A Local’s Guide to Aspen Shortsfest

The 25th annual Aspen Shorts Fest opened last night with “I, Destini” a 14-minute animated film about the tale of a prison’s toll on a North Carolina family. The film was produced by Destini Riley; a filmmaker who is only 16 years old.

Aspen Shortsfest Banner

What you might not know about Aspen Shorts Fest is that it is one of the only festivals entirely dedicated to the short film, which is any film under 40 minutes long. It is also an official qualifying competition for the Academy Awards, but in a smaller, more intimate setting than some of the bigger, more celebrity-studded festivals. In Aspen’s cozy, small mountain town setting, (especially in the off season when things are particularly quiet) the public has access to the filmmakers through Q&A sessions, panel discussions, and post-show drinks at the Hotel Jerome’s J-Bar.

It’s also a breeding ground for new talent and a place for industry people to mingle with filmmakers during the juried competition. And it’s highly competitive: of the 3,200 films auditioned for this year’s event, only 56 made the cut. Many films from past festivals have gone on to win Academy Awards, including “Bear Story” which won the Academy Award for Best Animated Short Film, and “We Can’t Live Without the Cosmos” and “Shok,” which were Oscar nominees.
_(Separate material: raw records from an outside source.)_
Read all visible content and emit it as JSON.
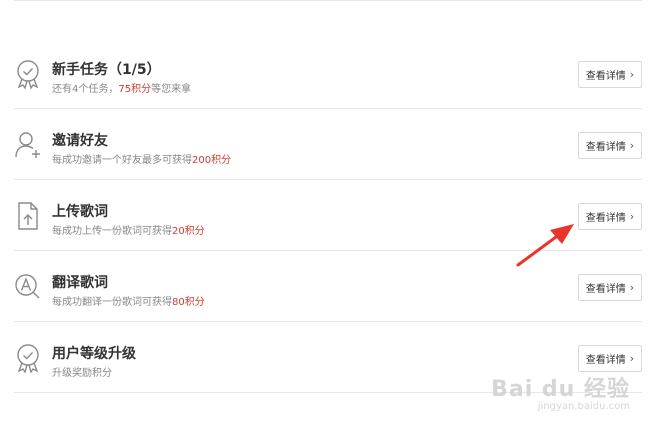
{
  "tasks": [
    {
      "icon": "badge-icon",
      "title": "新手任务（1/5）",
      "desc_pre": "还有4个任务，",
      "desc_hl": "75积分",
      "desc_post": "等您来拿",
      "button_label": "查看详情"
    },
    {
      "icon": "add-user-icon",
      "title": "邀请好友",
      "desc_pre": "每成功邀请一个好友最多可获得",
      "desc_hl": "200积分",
      "desc_post": "",
      "button_label": "查看详情"
    },
    {
      "icon": "upload-file-icon",
      "title": "上传歌词",
      "desc_pre": "每成功上传一份歌词可获得",
      "desc_hl": "20积分",
      "desc_post": "",
      "button_label": "查看详情"
    },
    {
      "icon": "translate-icon",
      "title": "翻译歌词",
      "desc_pre": "每成功翻译一份歌词可获得",
      "desc_hl": "80积分",
      "desc_post": "",
      "button_label": "查看详情"
    },
    {
      "icon": "badge-icon",
      "title": "用户等级升级",
      "desc_pre": "升级奖励积分",
      "desc_hl": "",
      "desc_post": "",
      "button_label": "查看详情"
    }
  ],
  "chevron": "›",
  "watermark": {
    "logo": "Bai du 经验",
    "url": "jingyan.baidu.com"
  },
  "colors": {
    "highlight": "#d33a31",
    "arrow": "#e8342b",
    "divider": "#e8e8e8"
  }
}
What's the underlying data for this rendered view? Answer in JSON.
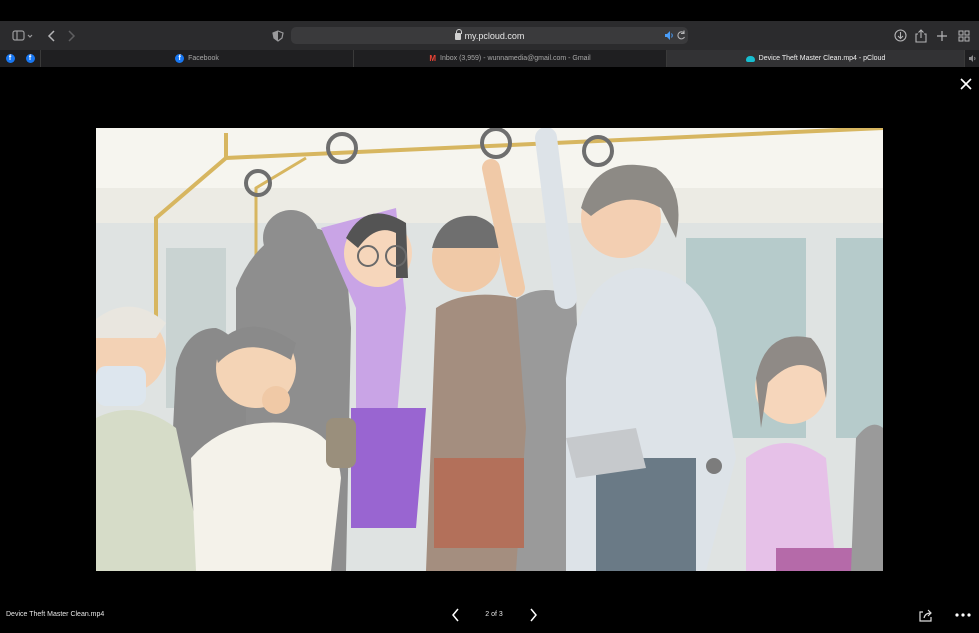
{
  "browser": {
    "address": "my.pcloud.com",
    "tabs": [
      {
        "label": "Facebook",
        "icon": "facebook-icon",
        "active": false
      },
      {
        "label": "Inbox (3,959) - wunnamedia@gmail.com - Gmail",
        "icon": "gmail-icon",
        "active": false
      },
      {
        "label": "Device Theft Master Clean.mp4 - pCloud",
        "icon": "pcloud-icon",
        "active": true
      }
    ]
  },
  "viewer": {
    "filename": "Device Theft Master Clean.mp4",
    "pager": "2 of 3"
  },
  "colors": {
    "toolbar_bg": "#2b2b2d",
    "tabbar_bg": "#1f1f21",
    "viewer_bg": "#000000",
    "facebook_blue": "#1877f2",
    "pcloud_teal": "#17bed0"
  }
}
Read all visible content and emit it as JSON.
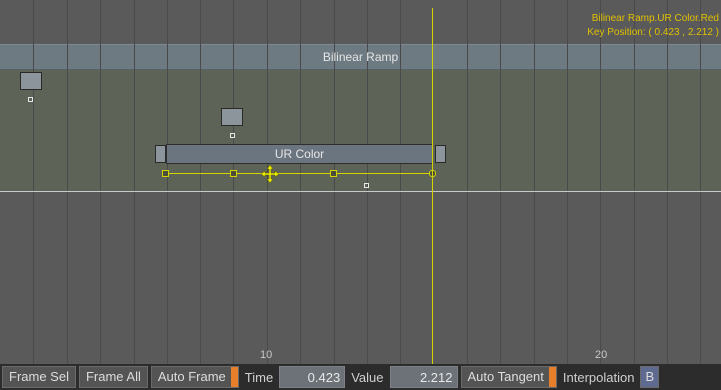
{
  "timeline": {
    "track_label": "Bilinear Ramp",
    "bar_label": "UR Color",
    "info_line1": "Bilinear Ramp.UR Color.Red",
    "info_line2": "Key Position: ( 0.423 , 2.212 )",
    "frame_labels": [
      "10",
      "20"
    ]
  },
  "toolbar": {
    "frame_sel": "Frame Sel",
    "frame_all": "Frame All",
    "auto_frame": "Auto Frame",
    "time_label": "Time",
    "time_value": "0.423",
    "value_label": "Value",
    "value_value": "2.212",
    "auto_tangent": "Auto Tangent",
    "interpolation_label": "Interpolation",
    "interpolation_button": "B"
  },
  "colors": {
    "accent_orange": "#e77f2a",
    "cursor_yellow": "#d4d400"
  }
}
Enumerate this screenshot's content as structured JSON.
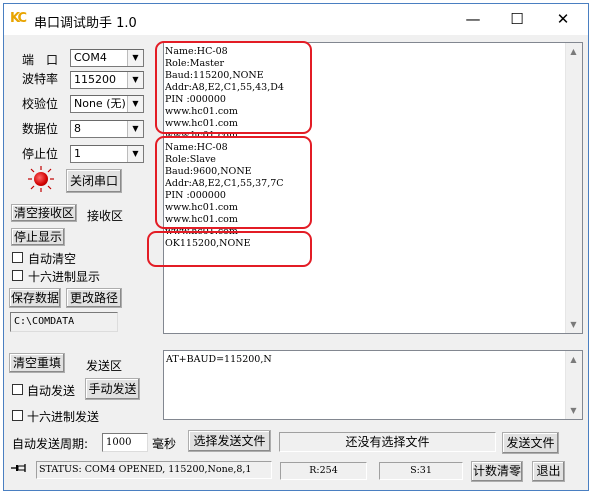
{
  "window": {
    "title": "串口调试助手 1.0",
    "app_icon": "KC",
    "minimize": "—",
    "maximize": "☐",
    "close": "✕"
  },
  "port_settings": {
    "port_label": "端　口",
    "port_value": "COM4",
    "baud_label": "波特率",
    "baud_value": "115200",
    "parity_label": "校验位",
    "parity_value": "None (无)",
    "databits_label": "数据位",
    "databits_value": "8",
    "stopbits_label": "停止位",
    "stopbits_value": "1"
  },
  "controls": {
    "close_port_button": "关闭串口",
    "clear_recv_button": "清空接收区",
    "recv_area_label": "接收区",
    "stop_display_button": "停止显示",
    "auto_clear_label": "自动清空",
    "hex_display_label": "十六进制显示",
    "save_data_button": "保存数据",
    "change_path_button": "更改路径",
    "save_path_value": "C:\\COMDATA",
    "clear_resend_button": "清空重填",
    "send_area_label": "发送区",
    "auto_send_label": "自动发送",
    "manual_send_button": "手动发送",
    "hex_send_label": "十六进制发送",
    "auto_send_period_label": "自动发送周期:",
    "auto_send_period_value": "1000",
    "ms_label": "毫秒",
    "select_file_button": "选择发送文件",
    "file_status_text": "还没有选择文件",
    "send_file_button": "发送文件"
  },
  "receive": {
    "lines": [
      "Name:HC-08",
      "Role:Master",
      "Baud:115200,NONE",
      "Addr:A8,E2,C1,55,43,D4",
      "PIN :000000",
      "www.hc01.com",
      "www.hc01.com",
      "www.hc01.com",
      "Name:HC-08",
      "Role:Slave",
      "Baud:9600,NONE",
      "Addr:A8,E2,C1,55,37,7C",
      "PIN :000000",
      "www.hc01.com",
      "www.hc01.com",
      "www.hc01.com",
      "OK115200,NONE"
    ]
  },
  "send": {
    "text": "AT+BAUD=115200,N"
  },
  "status_bar": {
    "pin_icon": "pin-icon",
    "status_text": "STATUS: COM4 OPENED, 115200,None,8,1",
    "r_count": "R:254",
    "s_count": "S:31",
    "clear_count_button": "计数清零",
    "exit_button": "退出"
  },
  "colors": {
    "highlight": "#e31c25",
    "frame": "#4a7fc1",
    "icon": "#e8a400",
    "indicator": "#d10000"
  }
}
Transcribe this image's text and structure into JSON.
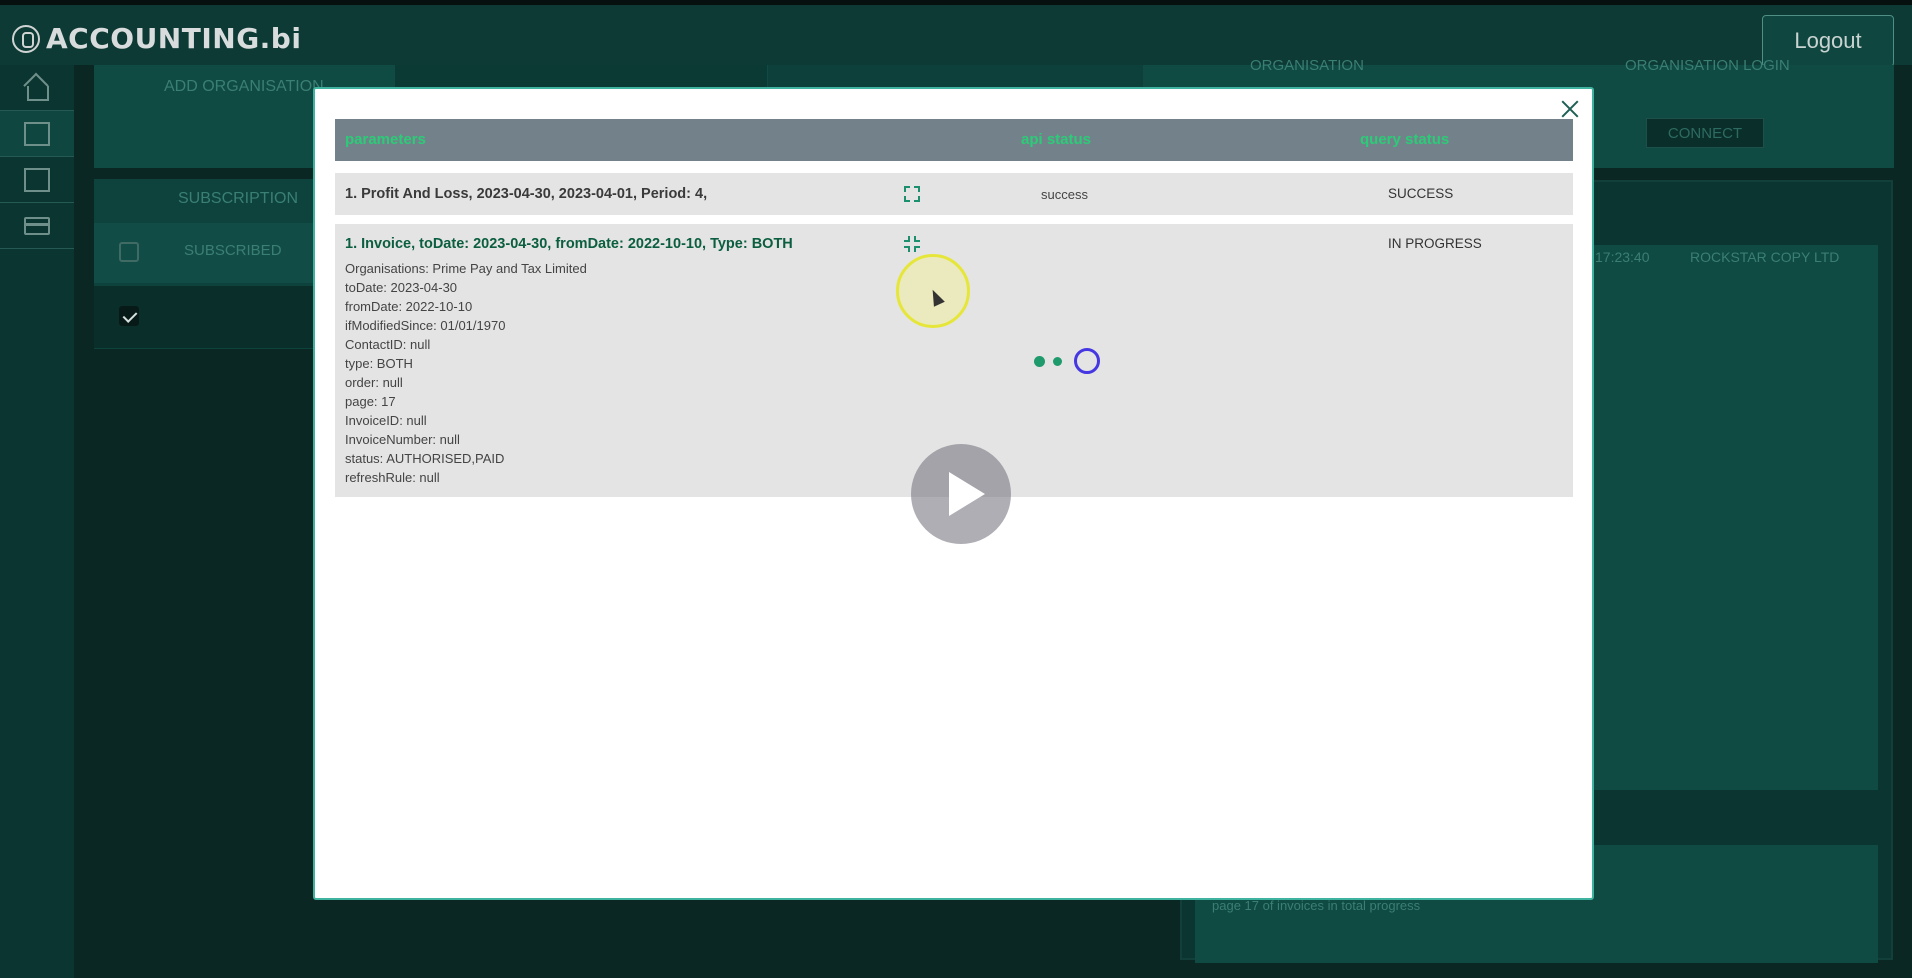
{
  "app": {
    "logo_text": "ACCOUNTING.bi",
    "logout_label": "Logout"
  },
  "sidebar": {
    "items": [
      {
        "icon": "home-icon"
      },
      {
        "icon": "building-icon"
      },
      {
        "icon": "newspaper-icon"
      },
      {
        "icon": "credit-card-icon"
      }
    ]
  },
  "background": {
    "add_org_label": "ADD ORGANISATION",
    "org_header": "ORGANISATION",
    "org_login_header": "ORGANISATION LOGIN",
    "connect_label": "CONNECT",
    "subscription_header": "SUBSCRIPTION",
    "subscribed_label": "SUBSCRIBED",
    "bg_row_time": "17:23:40",
    "bg_row_org": "ROCKSTAR COPY LTD",
    "bg_footer_text": "page 17 of invoices in total progress"
  },
  "modal": {
    "columns": {
      "parameters": "parameters",
      "api_status": "api status",
      "query_status": "query status"
    },
    "rows": [
      {
        "title": "1. Profit And Loss, 2023-04-30, 2023-04-01, Period: 4,",
        "api_status": "success",
        "query_status": "SUCCESS"
      },
      {
        "title": "1. Invoice, toDate: 2023-04-30, fromDate: 2022-10-10, Type: BOTH",
        "api_status": "",
        "query_status": "IN PROGRESS",
        "params": [
          "Organisations: Prime Pay and Tax Limited",
          "toDate: 2023-04-30",
          "fromDate: 2022-10-10",
          "ifModifiedSince: 01/01/1970",
          "ContactID: null",
          "type: BOTH",
          "order: null",
          "page: 17",
          "InvoiceID: null",
          "InvoiceNumber: null",
          "status: AUTHORISED,PAID",
          "refreshRule: null"
        ]
      }
    ]
  }
}
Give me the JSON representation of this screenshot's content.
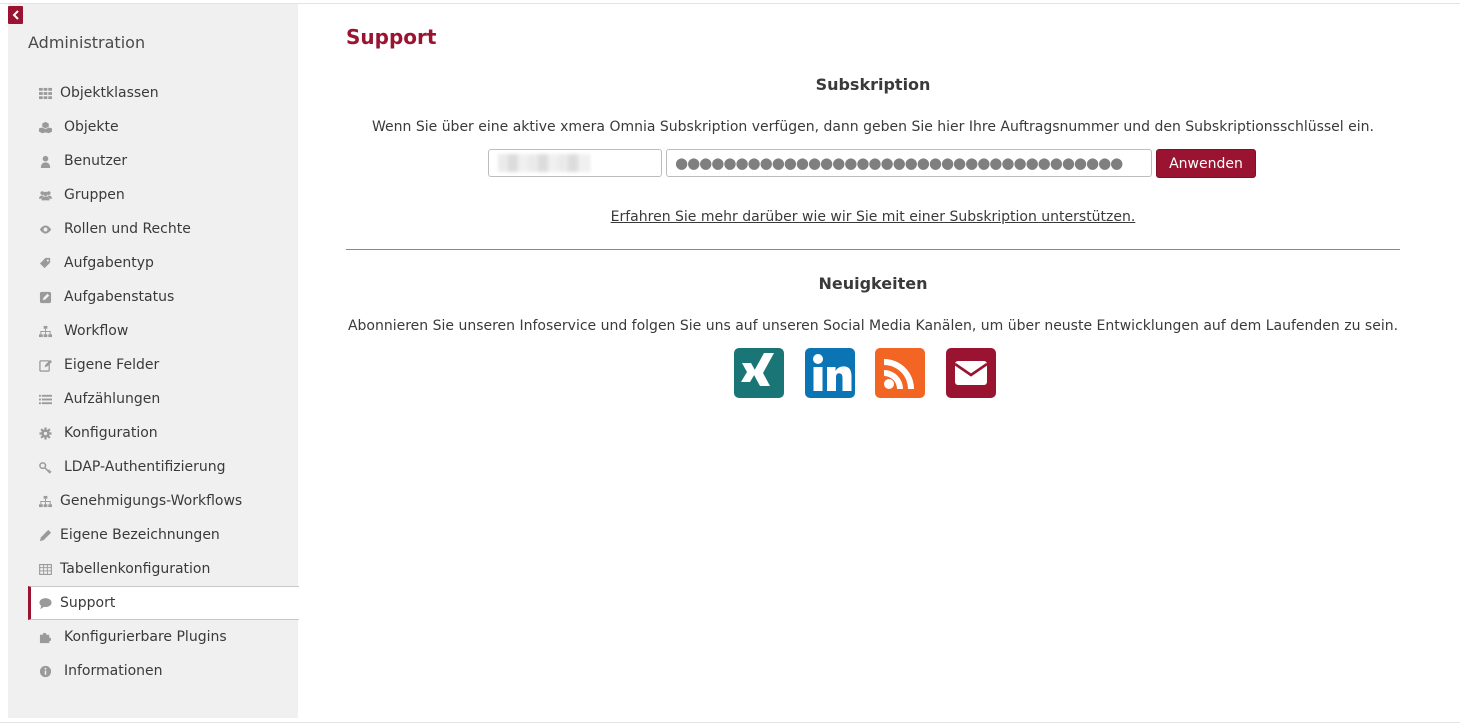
{
  "sidebar": {
    "title": "Administration",
    "items": [
      {
        "label": "Objektklassen",
        "icon": "grid-icon"
      },
      {
        "label": "Objekte",
        "icon": "cubes-icon"
      },
      {
        "label": "Benutzer",
        "icon": "user-icon"
      },
      {
        "label": "Gruppen",
        "icon": "users-icon"
      },
      {
        "label": "Rollen und Rechte",
        "icon": "eye-icon"
      },
      {
        "label": "Aufgabentyp",
        "icon": "tags-icon"
      },
      {
        "label": "Aufgabenstatus",
        "icon": "edit-square-icon"
      },
      {
        "label": "Workflow",
        "icon": "sitemap-icon"
      },
      {
        "label": "Eigene Felder",
        "icon": "pencil-square-icon"
      },
      {
        "label": "Aufzählungen",
        "icon": "list-icon"
      },
      {
        "label": "Konfiguration",
        "icon": "gear-icon"
      },
      {
        "label": "LDAP-Authentifizierung",
        "icon": "key-icon"
      },
      {
        "label": "Genehmigungs-Workflows",
        "icon": "sitemap-icon"
      },
      {
        "label": "Eigene Bezeichnungen",
        "icon": "pencil-icon"
      },
      {
        "label": "Tabellenkonfiguration",
        "icon": "table-icon"
      },
      {
        "label": "Support",
        "icon": "comment-icon",
        "active": true
      },
      {
        "label": "Konfigurierbare Plugins",
        "icon": "puzzle-icon"
      },
      {
        "label": "Informationen",
        "icon": "info-icon"
      }
    ]
  },
  "main": {
    "title": "Support",
    "subscription": {
      "heading": "Subskription",
      "description": "Wenn Sie über eine aktive xmera Omnia Subskription verfügen, dann geben Sie hier Ihre Auftragsnummer und den Subskriptionsschlüssel ein.",
      "key_value": "●●●●●●●●●●●●●●●●●●●●●●●●●●●●●●●●●●●●●",
      "apply_label": "Anwenden",
      "learn_more": "Erfahren Sie mehr darüber wie wir Sie mit einer Subskription unterstützen."
    },
    "news": {
      "heading": "Neuigkeiten",
      "description": "Abonnieren Sie unseren Infoservice und folgen Sie uns auf unseren Social Media Kanälen, um über neuste Entwicklungen auf dem Laufenden zu sein.",
      "channels": [
        {
          "icon": "xing-icon",
          "color": "#1a7576"
        },
        {
          "icon": "linkedin-icon",
          "color": "#0a74b4"
        },
        {
          "icon": "rss-icon",
          "color": "#f26522"
        },
        {
          "icon": "envelope-icon",
          "color": "#9a1432"
        }
      ]
    }
  },
  "colors": {
    "accent": "#9a1432",
    "sidebar_bg": "#f0f0f0"
  }
}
Don’t know much about short films? Aren’t sure where to begin when it comes to attending a whole festival dedicated to shorts? Here are a few tips from some seasoned Aspen locals and shorts film aficionados.

#1) Arrive at the film on time—not 10 minutes late (which is sort of considered “on time by Aspen standards, so in other words, come early). The introductions are really good and provide a lot of context that will help you to appreciate and understand the film you are about to see.

#2) Be sure to attend the Friday and Saturday evening programs: they’re a lot racier and more fun.

#3) Stay late: Not just for the credit roll but because the Q&A sessions afterwards with the filmmakers are really informative, interesting and fun. It could be a once-in-a-lifetime opportunity to be in the audience of a future Oscar winner!

#4) The “après screenings” at the J Bar are really fun and very intimate. Don’t be afraid to introduce yourself to the filmmakers. They love to talk about their work and they could be famous soon, like Jason Reitman (a director best known for award-winning films like “Juno,” “Thank You For Not Smoking” “Up In the Air” and “Youg Adult”) who was discovered in Aspen at Shorts Fest.

#5) Why shorts? Many subjects benefit from the short subject format. And it’s also a great calling card for future directors and producers to showcase their style and talent. Many shorts creators go on to make feature length films and have successful careers in Hollywood.

For more information on Shorts Fest and for a complete festival schedule, click here.